Aerosmith’s ‘Walk This Way’ was the first band ‘auto-biography’ book I’d read back when it dropped in back 1997 and the well-thumbed hardback on my shelves is testament to how many times I’ve either re-read or consulted it since. I also picked up Steven Tyler’s ‘Does The Nose in My Head Bother You’ at, I think, an airport or similar some years back so I was keen to read to read Joe Perry’s ‘Rocks’ when it was published yet, somehow, hadn’t.
Until, that is, while hitting up the local library with my son to stock up on books for him to read (it gives me a massive sense of pride that he takes joy in sitting down and reading to himself already) I saw Joe Perry’s ‘Rocks: My Life in and out of Aerosmith’ waiting for me to pluck from the shelves – it’s probably worth pointing out that the music and biog sections sit close by the children’s section, this tale of excess wasn’t nestling alongside the Hilda or Roald Dahl books.
An expectedly calmer read than that of Mr Tyler’s prose – though Perry too was assisted in his auto-bio – while ‘Rocks’ offers a counterpoint to some of his singer’s arguments as well as picking up on the tumult within the band since 1997 (numerous fallings out, injuries, Led Zeppelin auditions and finding out about X-Factor gigs via the internet) as well as just how excessively manipulated by the toxic approach of their manager Tim Collins. Perry gives an insight into his personal life, how event recent addictions to pain pills nearly derailed his marriage and, of course, his relationship with Tyler.
One of the biggest take-homes though is the Perry’s dissatisfaction with his working relationship with Steven Tyler and his singer’s seeming reluctance to write with him alone anymore despite supposedly seeing them as a Jagger / Richards songwriting team. While Tyler – even as recently as Aerosmith’s last studio album Music From Another Dimension – seems inclined to keep trying to write a ‘hit’ single, Perry would rather stick to what the band is good at. If ‘Rocks’ is truth then he and the rest of the band were so appalled at ‘Girls of Summer’ as a song so non-Aerosmith they refused to be in the video.
While Tyler may think that a band into its fourth decade has another chance at a massive hit (likely the reason the last album was so dampened by the cheesiest of ballads), one thing’s clear – Joe Perry has a love for and a real knack for the dirty blues (as opposed to ‘pure blues) rock riffs that make up the band’s finest work.
In fact whenever he hasn’t had an outlet for them in Aerosmith, or when he’s not been in the band, he’s put out a good body of solo work that’s stuffed with great tunes. While there’s something missing in the lyrics or vocals that only Mr Tyler can provide, so many of these could well have been more of a massive Aerosmith song than the schmaltz the group-writing sessions stuffed their later album with.
Here are five of which:
Let The Music Do The Talking

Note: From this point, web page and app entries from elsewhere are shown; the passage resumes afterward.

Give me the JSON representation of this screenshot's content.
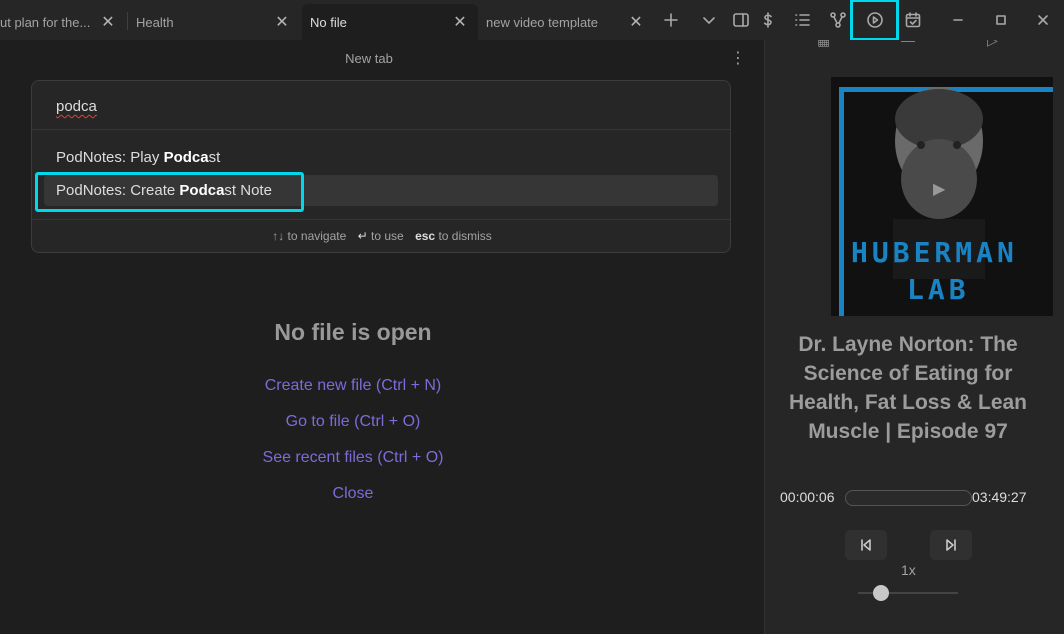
{
  "tabs": [
    {
      "label": "ut plan for the...",
      "active": false
    },
    {
      "label": "Health",
      "active": false
    },
    {
      "label": "No file",
      "active": true
    },
    {
      "label": "new video template",
      "active": false
    }
  ],
  "toolbar_icons": [
    "plus-icon",
    "chevron-down-icon",
    "sidebar-toggle-icon",
    "dollar-icon",
    "list-icon",
    "graph-icon",
    "play-circle-icon",
    "calendar-icon",
    "minimize-icon",
    "maximize-icon",
    "close-window-icon"
  ],
  "pane": {
    "title": "New tab",
    "empty_title": "No file is open",
    "links": [
      "Create new file (Ctrl + N)",
      "Go to file (Ctrl + O)",
      "See recent files (Ctrl + O)",
      "Close"
    ]
  },
  "palette": {
    "query": "podca",
    "items": [
      {
        "prefix": "PodNotes: Play ",
        "match": "Podca",
        "suffix": "st",
        "selected": false
      },
      {
        "prefix": "PodNotes: Create ",
        "match": "Podca",
        "suffix": "st Note",
        "selected": true
      }
    ],
    "hints": {
      "navigate_key": "↑↓",
      "navigate_text": "to navigate",
      "use_key": "↵",
      "use_text": "to use",
      "dismiss_key": "esc",
      "dismiss_text": "to dismiss"
    }
  },
  "player": {
    "artwork_text_1": "HUBERMAN",
    "artwork_text_2": "LAB",
    "episode_title": "Dr. Layne Norton: The Science of Eating for Health, Fat Loss & Lean Muscle | Episode 97",
    "current_time": "00:00:06",
    "total_time": "03:49:27",
    "progress_fraction": 0.0,
    "playback_rate": "1x",
    "accent_color": "#1a83c4"
  },
  "colors": {
    "highlight": "#00d9ec",
    "link": "#7b6cd9"
  }
}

Perry walked away from Aerosmith in 1979. There’s plenty of reasons as to why but it was a glass of thrown milk that proved the final straw. While Perry would later discover that his / Aerosmith’s management team were working to hinder his solo career, the Joe Perry Project’s first album Let The Music Do The Talking shifted well enough, went down nicely with the critics and made it clear that Perry had the riffs that could’ve kept Aerosmith going for a lot longer (by 1980, Aerosmith were playing increasingly smaller venues and Tyler was collapsing on stage more frequently). So clearly an Aerosmith song that when the group reformed it was their first single, albeit with altered lyrics.

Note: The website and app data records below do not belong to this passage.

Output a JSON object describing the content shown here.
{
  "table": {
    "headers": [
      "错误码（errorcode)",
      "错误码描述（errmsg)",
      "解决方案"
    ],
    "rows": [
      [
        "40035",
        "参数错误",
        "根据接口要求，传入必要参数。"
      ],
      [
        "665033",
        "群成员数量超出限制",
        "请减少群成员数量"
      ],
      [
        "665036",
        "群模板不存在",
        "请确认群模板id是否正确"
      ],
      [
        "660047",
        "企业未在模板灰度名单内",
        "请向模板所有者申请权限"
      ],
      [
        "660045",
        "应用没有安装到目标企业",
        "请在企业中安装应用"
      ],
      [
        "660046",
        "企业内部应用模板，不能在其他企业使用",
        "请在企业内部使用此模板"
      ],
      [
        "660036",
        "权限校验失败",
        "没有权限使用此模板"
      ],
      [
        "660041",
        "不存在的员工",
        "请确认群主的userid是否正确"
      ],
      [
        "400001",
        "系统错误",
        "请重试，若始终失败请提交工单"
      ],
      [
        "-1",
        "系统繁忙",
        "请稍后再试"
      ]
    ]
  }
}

South Station Blues
Perry may have had the riffs but he still had an active addiction, a wife that was spending his money as though he were still drawing down Aerosmith payola and as the years went by the Project’s output decreased in quality though, with a new album a year after his first, Perry was already outpacing his former-band’s output. This, from the group’s second, is a pure belter.
Shakin’ My Cage

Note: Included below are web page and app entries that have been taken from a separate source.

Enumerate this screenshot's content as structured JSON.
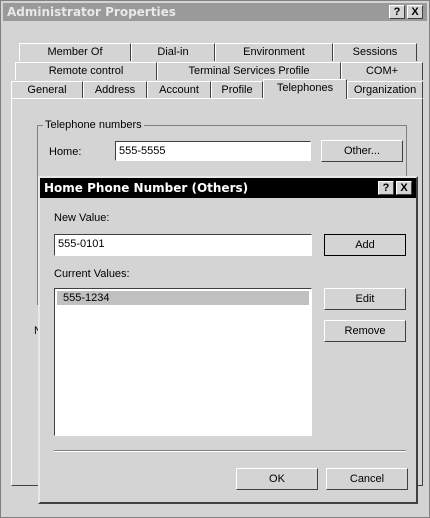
{
  "window": {
    "title": "Administrator Properties",
    "help_label": "?",
    "close_label": "X"
  },
  "tabs": {
    "row1": [
      "Member Of",
      "Dial-in",
      "Environment",
      "Sessions"
    ],
    "row2": [
      "Remote control",
      "Terminal Services Profile",
      "COM+"
    ],
    "row3": [
      "General",
      "Address",
      "Account",
      "Profile",
      "Telephones",
      "Organization"
    ],
    "selected": "Telephones"
  },
  "telephones": {
    "group_label": "Telephone numbers",
    "home_label": "Home:",
    "home_value": "555-5555",
    "other_button": "Other...",
    "notes_label_partial": "N"
  },
  "dialog": {
    "title": "Home Phone Number (Others)",
    "help_label": "?",
    "close_label": "X",
    "new_value_label": "New Value:",
    "new_value": "555-0101",
    "add_button": "Add",
    "current_values_label": "Current Values:",
    "current_values": [
      "555-1234"
    ],
    "edit_button": "Edit",
    "remove_button": "Remove",
    "ok_button": "OK",
    "cancel_button": "Cancel"
  }
}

Years…. decades in fact after his last solo output, Joe Perry decided to ditch the Project element for his first proper ‘solo’ album in 2005. With Aerosmith on another rest period, Perry seemed determined to keep on the bluesier side that had leant itself to their last album Honkin’ On Bobo and put out an album on which he played everything but the drums. It’s not a very varied album but Perry showed he’d still got a fuckload of those classic heavy riffs in his bag even if Tyler didn’t want ’em and if you happen to dig those crunchy guitar workouts then it’s a pretty strong album.
Also from Joe Perry and one that was up for a Grammy for Best Rock Instrumental Performance – fittingly Perry lost out here to Les Paul.
We’ve Got A Long Way To Go
With Aerosmith’s plans in the toilet after illness, injuries and strife called their tour with ZZ Top to be cancelled, Perry pulled together Have Guitar Will Travel – billed as a solo but much more of a band album and a lot less ‘produced’ than his previous album, feeling more like a warm, home-studio rave-up than polished, it feels like a relief in that respect but doesn’t hold together too well. Still, he also had songs like this which were clearly written with his usual singer’s pipes in mind and would’ve gone down well as an Aerosmith tune.